▶ WORK REQUIRED:
Could you please reproduce the entries exactly, leaving out any pictures?
⁂
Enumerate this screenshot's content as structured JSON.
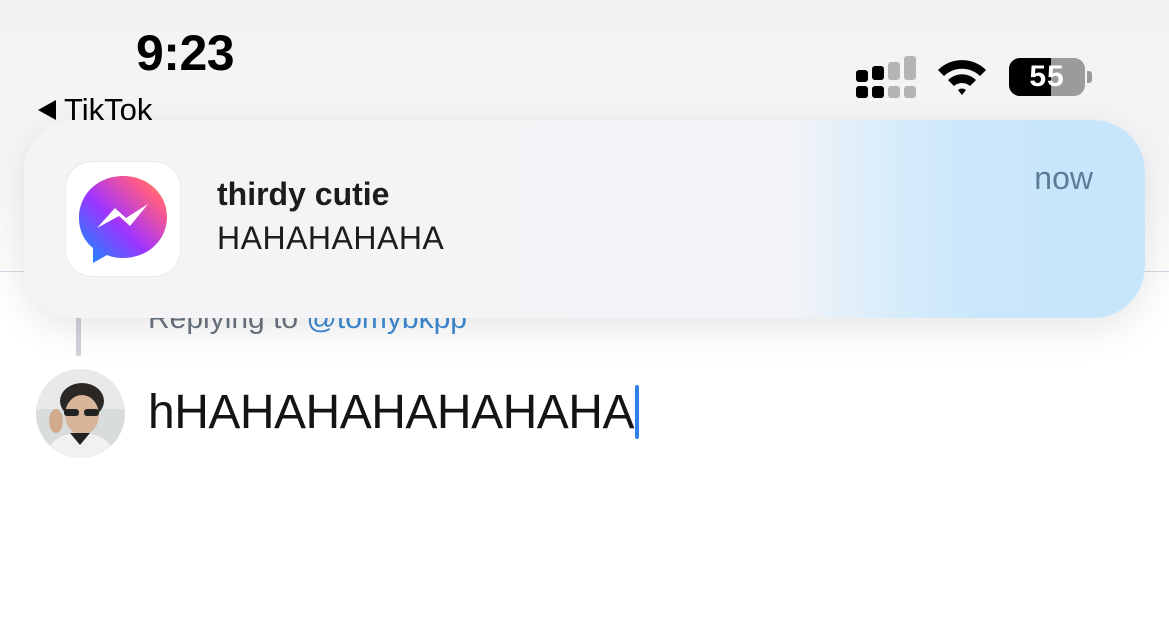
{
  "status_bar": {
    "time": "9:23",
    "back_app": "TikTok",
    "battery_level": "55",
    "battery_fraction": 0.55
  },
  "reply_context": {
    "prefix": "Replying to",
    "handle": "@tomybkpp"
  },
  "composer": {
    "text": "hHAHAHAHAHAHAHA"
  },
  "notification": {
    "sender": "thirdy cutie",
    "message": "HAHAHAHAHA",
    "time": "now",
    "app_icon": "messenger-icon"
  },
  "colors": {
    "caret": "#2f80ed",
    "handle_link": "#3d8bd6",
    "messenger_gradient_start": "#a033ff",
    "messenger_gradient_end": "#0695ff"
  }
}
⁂
▶ ANSWER FOR THE TASK:
Enumerate this screenshot's content as structured JSON.
{
  "status_bar": {
    "time": "9:23",
    "back_app": "TikTok",
    "battery_level": "55",
    "battery_fraction": 0.55
  },
  "reply_context": {
    "prefix": "Replying to",
    "handle": "@tomybkpp"
  },
  "composer": {
    "text": "hHAHAHAHAHAHAHA"
  },
  "notification": {
    "sender": "thirdy cutie",
    "message": "HAHAHAHAHA",
    "time": "now",
    "app_icon": "messenger-icon"
  },
  "colors": {
    "caret": "#2f80ed",
    "handle_link": "#3d8bd6",
    "messenger_gradient_start": "#a033ff",
    "messenger_gradient_end": "#0695ff"
  }
}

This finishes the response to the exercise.